◆ Entries provided ◆
++++++
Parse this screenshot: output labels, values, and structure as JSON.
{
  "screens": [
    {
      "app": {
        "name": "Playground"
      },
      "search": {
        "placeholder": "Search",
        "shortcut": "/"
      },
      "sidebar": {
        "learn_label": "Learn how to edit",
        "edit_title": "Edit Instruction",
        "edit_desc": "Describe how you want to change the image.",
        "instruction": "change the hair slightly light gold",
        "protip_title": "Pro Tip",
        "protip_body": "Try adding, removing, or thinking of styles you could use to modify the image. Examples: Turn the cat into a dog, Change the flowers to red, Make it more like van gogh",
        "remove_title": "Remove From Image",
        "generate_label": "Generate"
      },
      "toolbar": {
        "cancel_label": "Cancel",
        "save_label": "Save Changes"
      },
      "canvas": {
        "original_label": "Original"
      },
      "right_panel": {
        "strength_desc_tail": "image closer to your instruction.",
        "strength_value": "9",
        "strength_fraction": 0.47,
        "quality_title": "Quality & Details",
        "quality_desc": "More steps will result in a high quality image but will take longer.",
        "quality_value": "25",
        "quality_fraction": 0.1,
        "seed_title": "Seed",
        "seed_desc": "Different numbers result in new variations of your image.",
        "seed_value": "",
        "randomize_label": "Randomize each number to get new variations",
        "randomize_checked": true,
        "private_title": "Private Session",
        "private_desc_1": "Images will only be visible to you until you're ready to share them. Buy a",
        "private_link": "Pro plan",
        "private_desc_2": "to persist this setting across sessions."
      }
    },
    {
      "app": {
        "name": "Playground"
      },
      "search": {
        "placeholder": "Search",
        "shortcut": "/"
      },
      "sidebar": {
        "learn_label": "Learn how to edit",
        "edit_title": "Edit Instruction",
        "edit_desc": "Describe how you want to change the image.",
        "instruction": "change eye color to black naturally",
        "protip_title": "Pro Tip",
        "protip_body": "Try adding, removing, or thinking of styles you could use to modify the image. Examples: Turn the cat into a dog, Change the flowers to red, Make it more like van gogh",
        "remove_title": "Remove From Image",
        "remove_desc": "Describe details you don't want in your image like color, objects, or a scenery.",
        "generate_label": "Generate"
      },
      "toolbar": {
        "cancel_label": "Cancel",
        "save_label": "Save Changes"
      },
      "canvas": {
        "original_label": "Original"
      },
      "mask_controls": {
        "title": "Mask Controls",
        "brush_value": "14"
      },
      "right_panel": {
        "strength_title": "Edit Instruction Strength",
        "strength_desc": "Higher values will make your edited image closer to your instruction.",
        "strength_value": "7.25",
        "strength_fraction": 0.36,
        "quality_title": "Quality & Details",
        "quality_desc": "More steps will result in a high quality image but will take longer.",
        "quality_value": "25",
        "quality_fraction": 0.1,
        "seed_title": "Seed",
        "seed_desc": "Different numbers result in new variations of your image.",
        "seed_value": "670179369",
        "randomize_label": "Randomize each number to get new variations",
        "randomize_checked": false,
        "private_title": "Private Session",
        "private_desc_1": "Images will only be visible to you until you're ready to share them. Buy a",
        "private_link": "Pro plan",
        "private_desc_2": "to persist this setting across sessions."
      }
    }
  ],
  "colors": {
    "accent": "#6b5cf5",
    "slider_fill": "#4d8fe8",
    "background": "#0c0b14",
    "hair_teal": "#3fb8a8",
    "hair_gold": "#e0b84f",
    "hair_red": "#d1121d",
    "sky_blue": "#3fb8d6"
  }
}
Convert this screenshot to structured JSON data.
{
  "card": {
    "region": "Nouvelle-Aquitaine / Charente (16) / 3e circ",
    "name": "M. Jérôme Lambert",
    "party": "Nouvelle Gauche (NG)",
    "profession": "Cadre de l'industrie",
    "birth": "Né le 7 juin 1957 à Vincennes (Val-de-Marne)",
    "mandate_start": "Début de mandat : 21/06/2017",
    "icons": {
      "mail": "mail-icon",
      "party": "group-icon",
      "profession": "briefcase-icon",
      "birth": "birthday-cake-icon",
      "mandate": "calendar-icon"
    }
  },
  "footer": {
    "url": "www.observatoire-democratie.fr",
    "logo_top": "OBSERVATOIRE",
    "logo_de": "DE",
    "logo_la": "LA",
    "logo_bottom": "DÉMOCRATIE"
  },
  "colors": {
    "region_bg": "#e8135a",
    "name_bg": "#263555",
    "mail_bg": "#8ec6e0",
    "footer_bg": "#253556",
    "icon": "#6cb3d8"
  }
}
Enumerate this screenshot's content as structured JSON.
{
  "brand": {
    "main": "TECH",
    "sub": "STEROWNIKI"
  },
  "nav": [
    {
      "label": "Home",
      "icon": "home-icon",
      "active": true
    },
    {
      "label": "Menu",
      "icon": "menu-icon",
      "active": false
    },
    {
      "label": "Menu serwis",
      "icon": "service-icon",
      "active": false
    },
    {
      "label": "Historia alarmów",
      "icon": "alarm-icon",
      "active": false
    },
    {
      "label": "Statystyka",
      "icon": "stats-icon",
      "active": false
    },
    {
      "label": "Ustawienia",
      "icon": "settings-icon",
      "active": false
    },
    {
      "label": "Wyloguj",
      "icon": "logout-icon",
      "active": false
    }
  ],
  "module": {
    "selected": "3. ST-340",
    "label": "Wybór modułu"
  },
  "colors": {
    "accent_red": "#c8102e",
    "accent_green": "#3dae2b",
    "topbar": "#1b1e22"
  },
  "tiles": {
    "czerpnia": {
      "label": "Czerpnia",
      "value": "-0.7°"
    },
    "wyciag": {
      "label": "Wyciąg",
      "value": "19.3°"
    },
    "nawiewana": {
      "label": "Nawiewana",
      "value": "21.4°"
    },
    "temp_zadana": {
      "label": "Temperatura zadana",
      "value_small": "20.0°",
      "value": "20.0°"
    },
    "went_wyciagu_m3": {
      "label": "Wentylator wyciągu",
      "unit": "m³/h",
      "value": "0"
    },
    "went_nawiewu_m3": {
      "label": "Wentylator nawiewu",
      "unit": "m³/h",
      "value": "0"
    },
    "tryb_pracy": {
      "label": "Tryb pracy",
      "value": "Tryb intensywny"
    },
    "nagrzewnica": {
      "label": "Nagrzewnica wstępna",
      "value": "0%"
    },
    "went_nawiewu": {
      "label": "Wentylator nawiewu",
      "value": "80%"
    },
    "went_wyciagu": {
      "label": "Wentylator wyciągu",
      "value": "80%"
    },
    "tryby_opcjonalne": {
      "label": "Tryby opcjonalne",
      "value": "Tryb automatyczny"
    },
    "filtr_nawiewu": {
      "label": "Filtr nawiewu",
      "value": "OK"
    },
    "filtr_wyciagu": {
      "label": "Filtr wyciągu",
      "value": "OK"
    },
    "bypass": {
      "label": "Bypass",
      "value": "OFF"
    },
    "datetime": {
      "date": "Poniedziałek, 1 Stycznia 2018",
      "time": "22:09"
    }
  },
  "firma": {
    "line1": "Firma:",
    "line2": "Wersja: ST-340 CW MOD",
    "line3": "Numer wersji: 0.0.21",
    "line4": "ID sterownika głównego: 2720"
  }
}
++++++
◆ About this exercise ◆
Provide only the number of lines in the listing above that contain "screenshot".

◆ Written response ◆
3